Everyone who lives in Charlottetown or who visits there for any reason has seen the residence of the lieutenant-governor of the province.
Situated, as it is, near the shores of a beautiful bay, and enhanced by wide lawns, it is both a beautiful and impressive sight. Few people, however, know anything more about it.
Now, Reginald Porter, the well-known lecturer and authority on Island antiquities and architecture, has produced a book entitled "Government House and the Fanningbank Estate: a Guidebook".
While originally produced for the Government House committee of the P.E.I. Museum, and published in a very limited in-house edition, it is now available as a pdf file at both the Government House and Prince Edward Island Museum web sites.
This book is far more interesting than at first it may appear. From it, we may learn not only the history of a building and its surroundings, but also the many changes both went through from when the house was built in 1833-1834 and the present. For instance, the farm disappeared. In 1873 the city obtained half of the estate to form Victoria Park.
And in 1917 the lieutenant-governor offered the property for a convalescent hospital for wounded soldiers returning from the Great War. Soon afterwards, it fell on evil days. Some thought it should be pulled down. Others believed it should be made into a tourist home. Fortunately the opinion that prevailed was that it should be restored.
Porter has written an informative book in a literate but easy style that anyone can read. And we hope every Charlottetown resident - and some visitors - will read it too.
Later in 2015, Porter produced another, smaller book which has been most successful. It sold out immediately and is no longer available. It is sponsored by the Trinity Clifton Pastoral Charge of the United Church of Canada, and has a foreword by the minister, Rev. John Moses. The subject is contained in the title, which is "The Stained Glass Windows at Trinity United Church Charlottetown".
Situated in the middle of the city, interested visitors can easily find it.
The church was built by the Methodists about 20 years before its opaque glass windows began to be exchanged for stained glass ones. This was due to the prohibition against them (and against organs too) being lifted around that time; beauty to the glory of God became the ideal, rather than austerity.

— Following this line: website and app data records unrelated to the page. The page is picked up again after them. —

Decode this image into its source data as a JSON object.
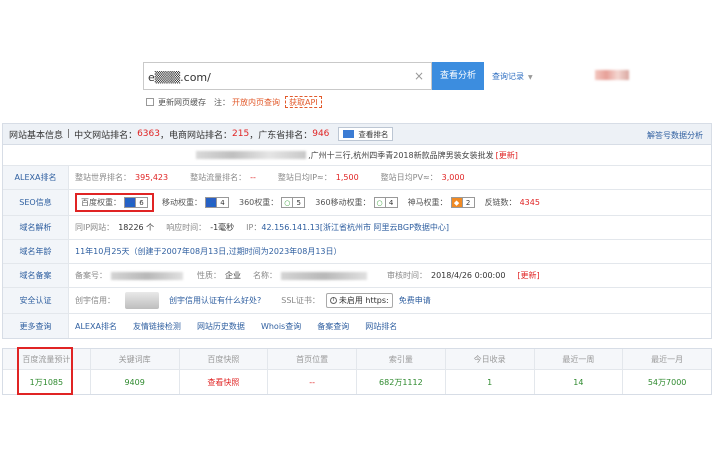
{
  "search": {
    "value": "e▒▒▒.com/",
    "clear_icon": "×",
    "button": "查看分析",
    "history": "查询记录",
    "update_cache": "更新网页缓存",
    "note_prefix": "注：",
    "open_inner": "开放内页查询",
    "api": "获取API"
  },
  "header": {
    "title": "网站基本信息",
    "cn_rank_label": "中文网站排名：",
    "cn_rank": "6363",
    "ec_rank_label": "电商网站排名：",
    "ec_rank": "215",
    "gd_rank_label": "广东省排名：",
    "gd_rank": "946",
    "rank_btn": "查看排名",
    "right": "解答号数据分析"
  },
  "title_row": {
    "text": ",广州十三行,杭州四季青2018新款品牌男装女装批发",
    "update": "[更新]"
  },
  "alexa": {
    "label": "ALEXA排名",
    "world_label": "整站世界排名：",
    "world": "395,423",
    "flow_label": "整站流量排名：",
    "flow": "--",
    "ip_label": "整站日均IP≈：",
    "ip": "1,500",
    "pv_label": "整站日均PV≈：",
    "pv": "3,000"
  },
  "seo": {
    "label": "SEO信息",
    "baidu_label": "百度权重：",
    "baidu": "6",
    "mobile_label": "移动权重：",
    "mobile": "4",
    "s360_label": "360权重：",
    "s360": "5",
    "m360_label": "360移动权重：",
    "m360": "4",
    "shenma_label": "神马权重：",
    "shenma": "2",
    "backlink_label": "反链数：",
    "backlink": "4345"
  },
  "dns": {
    "label": "域名解析",
    "same_ip_label": "同IP网站：",
    "same_ip": "18226 个",
    "speed_label": "响应时间：",
    "speed": "-1毫秒",
    "ip_label": "IP：",
    "ip": "42.156.141.13[浙江省杭州市 阿里云BGP数据中心]"
  },
  "age": {
    "label": "域名年龄",
    "text": "11年10月25天（创建于2007年08月13日,过期时间为2023年08月13日）"
  },
  "icp": {
    "label": "域名备案",
    "no_label": "备案号：",
    "nature_label": "性质：",
    "nature": "企业",
    "name_label": "名称：",
    "time_label": "审核时间：",
    "time": "2018/4/26 0:00:00",
    "update": "[更新]"
  },
  "security": {
    "label": "安全认证",
    "trust_label": "创宇信用：",
    "question": "创宇信用认证有什么好处?",
    "ssl_label": "SSL证书：",
    "https": "未启用 https:",
    "free": "免费申请"
  },
  "more": {
    "label": "更多查询",
    "links": [
      "ALEXA排名",
      "友情链接检测",
      "网站历史数据",
      "Whois查询",
      "备案查询",
      "网站排名"
    ]
  },
  "stats": {
    "headers": [
      "百度流量预计",
      "关键词库",
      "百度快照",
      "首页位置",
      "索引量",
      "今日收录",
      "最近一周",
      "最近一月"
    ],
    "values": [
      "1万1085",
      "9409",
      "查看快照",
      "--",
      "682万1112",
      "1",
      "14",
      "54万7000"
    ]
  },
  "colors": {
    "accent": "#3c8ddf",
    "red": "#e02424",
    "link": "#2f5fa0",
    "green": "#2f8a2f"
  }
}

Each colour illustration is accompanied by a page of details. These include size, when installed, religious quotation, donor inscription, and description of window with Biblical references.
Designed primarily as guidebooks and works of reference, rather than narratives, both these books will have other uses and will be appreciated by all lovers of beauty in architecture, stained glass, and the decorative arts.
Elizabeth Cran is a freelance writer who writes a book review column for The Guardian. To comment or to send her books to review, write her at her new address: 95 Orange St., Apt. 101, Saint John N.B., E2L 1M5, or call her at 506-693-5498.